When McDaniels took over, the Broncos were on the doorstep of the playoffs and were a team that just needed some tinkering and refreshing after the 14-year Mike Shanahan era grew stale. McDaniels leaves Denver after 28 games with the franchise in terrible shape and without a true identity.
Broncos owner Pat Bowlen waffled on the coaching decision last week, but emphatically changed his mind 24 hours after his team was officially eliminated from playoff contention with a 3-9 record and a quarter of the season remaining. His decision answered the pleas from legions of Denver fans who have been calling for McDaniels’ head since Oct. 17 -- when the Broncos lost by 45 points at home to Oakland.
The Broncos fired McDaniels before even deciding who would be the interim coach. This is not a similar situation to the recent head-coaching changes in Minnesota and Dallas. There is no legitimate spark to be made, no season to salvage. The Broncos are in the look-ahead mode and they are doing so without McDaniels.
There are, of course, two smoking guns in this situation: the recent videotape scandal and McDaniels’ 5-17 record after starting his NFL head-coaching tenure with a 6-0 record.
The word around the franchise is that Bowlen and CEO Joe Ellis were very upset about the scandal. By not waiting until after the season to fire McDaniels, perhaps the Broncos can get out of paying McDaniels his salary for the final two years of his contract. That would certainly give Denver, which also has to pay Shanahan next year, a boost in hiring a replacement in January.
The NFL concluded that video director Steve Scarnecchia acted alone when he videotaped a San Francisco walk-through the day before the 49ers beat the Broncos in London on Oct. 31. The league had no proof McDaniels knew that Scarnecchia -- whom McDaniels knew when the two were in New England -- was planning to tape the practice. But McDaniels was still fined by the league for not disclosing the incident once he found out. That may be good enough reason for the team to prove it had cause to fire McDaniels.
The videotape incident was far from McDaniels’ only issue. He made several questionable calls in his short Denver tenure that all played a role in the Broncos’ demise.
McDaniels showed his feisty side less than two months into the job when he tried to get his backup quarterback in New England, Matt Cassel, in a trade that would have involved 25-year-old Pro Bowl quarterback Jay Cutler. McDaniels couldn’t score Cassel, who ended up in Kansas City, and then feuded with Cutler before shipping the quarterback to Chicago. Cutler is probably heading to the playoffs with the Bears this season while McDaniels is heading to the unemployment line.

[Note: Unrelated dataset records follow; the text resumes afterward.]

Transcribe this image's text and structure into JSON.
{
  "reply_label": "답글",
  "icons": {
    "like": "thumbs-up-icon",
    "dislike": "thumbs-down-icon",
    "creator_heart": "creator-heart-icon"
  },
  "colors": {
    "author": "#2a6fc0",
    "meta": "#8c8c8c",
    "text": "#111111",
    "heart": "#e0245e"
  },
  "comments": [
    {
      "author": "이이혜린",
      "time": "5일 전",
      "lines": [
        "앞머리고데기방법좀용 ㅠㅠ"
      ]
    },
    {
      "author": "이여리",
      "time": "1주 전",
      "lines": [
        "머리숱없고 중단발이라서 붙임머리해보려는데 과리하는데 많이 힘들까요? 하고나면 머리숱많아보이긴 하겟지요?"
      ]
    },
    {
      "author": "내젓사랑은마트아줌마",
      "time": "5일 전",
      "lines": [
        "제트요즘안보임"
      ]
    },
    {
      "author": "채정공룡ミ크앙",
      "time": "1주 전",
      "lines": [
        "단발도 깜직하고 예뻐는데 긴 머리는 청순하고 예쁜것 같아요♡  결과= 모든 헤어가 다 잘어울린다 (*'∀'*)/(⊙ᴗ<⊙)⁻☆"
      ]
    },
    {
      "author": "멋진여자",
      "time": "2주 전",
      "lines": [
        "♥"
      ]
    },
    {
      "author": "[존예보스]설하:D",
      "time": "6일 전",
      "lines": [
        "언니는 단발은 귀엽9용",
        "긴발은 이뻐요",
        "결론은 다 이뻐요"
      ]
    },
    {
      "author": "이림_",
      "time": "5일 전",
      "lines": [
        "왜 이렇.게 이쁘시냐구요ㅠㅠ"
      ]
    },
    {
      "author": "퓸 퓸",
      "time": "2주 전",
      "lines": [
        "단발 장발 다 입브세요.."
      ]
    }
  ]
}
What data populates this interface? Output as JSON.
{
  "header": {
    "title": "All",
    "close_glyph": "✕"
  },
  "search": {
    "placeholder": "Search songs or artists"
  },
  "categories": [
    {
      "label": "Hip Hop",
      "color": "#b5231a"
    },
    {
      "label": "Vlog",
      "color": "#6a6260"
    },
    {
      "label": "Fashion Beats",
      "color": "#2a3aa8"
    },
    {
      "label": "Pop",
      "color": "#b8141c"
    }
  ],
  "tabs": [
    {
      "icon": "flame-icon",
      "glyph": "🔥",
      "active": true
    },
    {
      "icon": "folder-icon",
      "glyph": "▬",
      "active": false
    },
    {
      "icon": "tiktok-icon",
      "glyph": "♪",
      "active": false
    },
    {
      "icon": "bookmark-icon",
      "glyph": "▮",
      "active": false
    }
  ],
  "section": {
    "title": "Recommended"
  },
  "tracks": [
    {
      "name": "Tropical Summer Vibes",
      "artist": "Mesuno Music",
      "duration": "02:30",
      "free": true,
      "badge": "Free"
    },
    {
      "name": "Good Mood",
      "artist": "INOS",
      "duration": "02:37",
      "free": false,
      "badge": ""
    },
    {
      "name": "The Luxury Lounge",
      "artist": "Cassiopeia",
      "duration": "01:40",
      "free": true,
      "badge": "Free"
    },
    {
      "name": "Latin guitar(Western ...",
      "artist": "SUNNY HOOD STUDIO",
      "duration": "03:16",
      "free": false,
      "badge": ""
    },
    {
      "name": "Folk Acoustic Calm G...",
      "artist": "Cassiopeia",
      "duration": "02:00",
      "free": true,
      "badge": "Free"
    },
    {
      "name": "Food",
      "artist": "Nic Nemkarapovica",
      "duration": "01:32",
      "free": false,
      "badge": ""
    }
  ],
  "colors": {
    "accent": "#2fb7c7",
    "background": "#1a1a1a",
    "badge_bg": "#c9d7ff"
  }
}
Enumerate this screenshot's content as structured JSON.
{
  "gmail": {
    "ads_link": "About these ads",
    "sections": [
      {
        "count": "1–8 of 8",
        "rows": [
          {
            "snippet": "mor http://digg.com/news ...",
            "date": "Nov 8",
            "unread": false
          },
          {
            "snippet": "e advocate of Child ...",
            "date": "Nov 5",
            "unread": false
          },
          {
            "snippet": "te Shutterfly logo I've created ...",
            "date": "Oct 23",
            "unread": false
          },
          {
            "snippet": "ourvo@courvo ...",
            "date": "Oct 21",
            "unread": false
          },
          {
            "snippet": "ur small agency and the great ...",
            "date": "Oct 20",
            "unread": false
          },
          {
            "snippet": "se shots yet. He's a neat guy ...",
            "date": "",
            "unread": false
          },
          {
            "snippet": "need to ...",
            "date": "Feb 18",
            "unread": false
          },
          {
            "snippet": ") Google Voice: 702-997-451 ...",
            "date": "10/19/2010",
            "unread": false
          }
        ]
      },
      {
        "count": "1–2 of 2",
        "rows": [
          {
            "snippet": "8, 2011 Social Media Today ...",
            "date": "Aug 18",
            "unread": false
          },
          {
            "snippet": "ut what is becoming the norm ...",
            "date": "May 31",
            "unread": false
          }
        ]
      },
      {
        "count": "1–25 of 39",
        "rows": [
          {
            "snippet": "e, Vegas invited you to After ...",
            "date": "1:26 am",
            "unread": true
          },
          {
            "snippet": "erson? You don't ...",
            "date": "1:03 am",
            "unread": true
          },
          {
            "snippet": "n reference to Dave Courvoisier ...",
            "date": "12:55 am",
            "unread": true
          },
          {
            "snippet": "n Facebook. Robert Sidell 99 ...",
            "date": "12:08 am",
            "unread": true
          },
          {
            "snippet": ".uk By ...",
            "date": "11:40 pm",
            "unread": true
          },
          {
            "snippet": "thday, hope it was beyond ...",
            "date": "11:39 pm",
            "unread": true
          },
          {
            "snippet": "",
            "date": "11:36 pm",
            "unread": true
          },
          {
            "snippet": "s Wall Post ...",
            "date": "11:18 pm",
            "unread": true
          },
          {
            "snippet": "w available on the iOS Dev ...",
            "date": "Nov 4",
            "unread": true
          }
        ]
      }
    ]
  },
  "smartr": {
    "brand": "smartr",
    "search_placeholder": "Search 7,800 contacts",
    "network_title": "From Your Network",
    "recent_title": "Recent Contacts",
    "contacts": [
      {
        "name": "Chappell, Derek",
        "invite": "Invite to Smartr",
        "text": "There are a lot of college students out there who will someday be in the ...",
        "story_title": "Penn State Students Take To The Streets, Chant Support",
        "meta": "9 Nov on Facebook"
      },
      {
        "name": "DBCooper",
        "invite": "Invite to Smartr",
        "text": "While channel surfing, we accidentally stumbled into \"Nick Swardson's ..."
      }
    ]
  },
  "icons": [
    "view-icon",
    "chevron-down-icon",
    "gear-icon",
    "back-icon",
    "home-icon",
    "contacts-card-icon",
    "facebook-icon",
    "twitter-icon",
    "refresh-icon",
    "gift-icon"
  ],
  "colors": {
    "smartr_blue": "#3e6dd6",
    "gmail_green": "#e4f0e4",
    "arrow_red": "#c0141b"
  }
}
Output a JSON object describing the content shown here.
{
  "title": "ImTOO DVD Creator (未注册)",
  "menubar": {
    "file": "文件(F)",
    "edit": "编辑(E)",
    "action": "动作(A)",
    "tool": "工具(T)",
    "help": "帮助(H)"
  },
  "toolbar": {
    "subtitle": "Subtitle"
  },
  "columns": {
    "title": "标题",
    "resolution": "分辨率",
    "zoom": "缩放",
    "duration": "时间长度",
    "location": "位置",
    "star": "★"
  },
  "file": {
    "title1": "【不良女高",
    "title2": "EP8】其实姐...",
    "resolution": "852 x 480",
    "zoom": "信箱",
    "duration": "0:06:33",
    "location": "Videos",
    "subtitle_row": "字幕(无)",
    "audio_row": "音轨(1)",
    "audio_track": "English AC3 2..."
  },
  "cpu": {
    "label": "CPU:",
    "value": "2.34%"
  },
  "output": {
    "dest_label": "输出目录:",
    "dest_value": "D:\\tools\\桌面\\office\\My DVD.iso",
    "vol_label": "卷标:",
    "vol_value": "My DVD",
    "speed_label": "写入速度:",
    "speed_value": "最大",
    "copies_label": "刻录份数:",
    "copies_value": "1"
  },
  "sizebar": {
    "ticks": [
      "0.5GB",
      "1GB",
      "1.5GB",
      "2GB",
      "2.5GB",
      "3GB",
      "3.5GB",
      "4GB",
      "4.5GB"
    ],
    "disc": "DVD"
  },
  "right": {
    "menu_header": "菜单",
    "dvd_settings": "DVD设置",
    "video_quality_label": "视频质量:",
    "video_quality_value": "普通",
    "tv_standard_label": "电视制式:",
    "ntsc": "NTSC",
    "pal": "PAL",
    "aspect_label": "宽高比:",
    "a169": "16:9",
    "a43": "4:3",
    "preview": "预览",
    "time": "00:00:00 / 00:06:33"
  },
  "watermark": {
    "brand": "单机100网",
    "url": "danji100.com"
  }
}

Other famous McDaniels gaffes include trading running back Peyton Hillis to Cleveland for No. 3 quarterback Brady Quinn and trading Denver’s No. 1 pick in 2010 to take cornerback Alphonso Smith in the second round in 2009 -- only to give up on Smith this year.
McDaniels also parted ways with successful defensive coordinator Mike Nolan after one season and changed Shanahan’s patented zone-blocking running scheme to a more traditional power scheme. Denver’s run game has been at the bottom of the NFL nearly all season.
The Broncos went from one of the more attractive organizations in the NFL to one in total disarray. McDaniels will go down as one of the most reviled figures in Denver sports history.
The timing of his firing may have been a surprise, but in the end it was deserved.